Collect the lines of the entries where "center" shows up.

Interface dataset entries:

═══

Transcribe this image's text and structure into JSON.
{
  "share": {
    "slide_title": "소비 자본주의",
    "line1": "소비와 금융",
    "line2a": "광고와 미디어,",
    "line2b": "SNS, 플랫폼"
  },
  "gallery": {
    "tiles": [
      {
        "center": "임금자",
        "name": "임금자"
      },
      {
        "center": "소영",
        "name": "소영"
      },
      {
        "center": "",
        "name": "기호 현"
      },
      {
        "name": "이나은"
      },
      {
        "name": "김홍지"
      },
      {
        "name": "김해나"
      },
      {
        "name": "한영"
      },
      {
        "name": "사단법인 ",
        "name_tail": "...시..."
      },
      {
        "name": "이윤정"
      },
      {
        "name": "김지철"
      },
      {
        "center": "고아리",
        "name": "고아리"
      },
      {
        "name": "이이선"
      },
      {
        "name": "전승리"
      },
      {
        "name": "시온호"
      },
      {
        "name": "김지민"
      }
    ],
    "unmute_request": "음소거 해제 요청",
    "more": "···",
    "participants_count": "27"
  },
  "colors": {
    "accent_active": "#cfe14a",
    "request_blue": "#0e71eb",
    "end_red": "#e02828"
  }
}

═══

# EXERCISE OUTPUT
        "center": "임금자",
        "center": "소영",
        "center": "",
        "center": "고아리",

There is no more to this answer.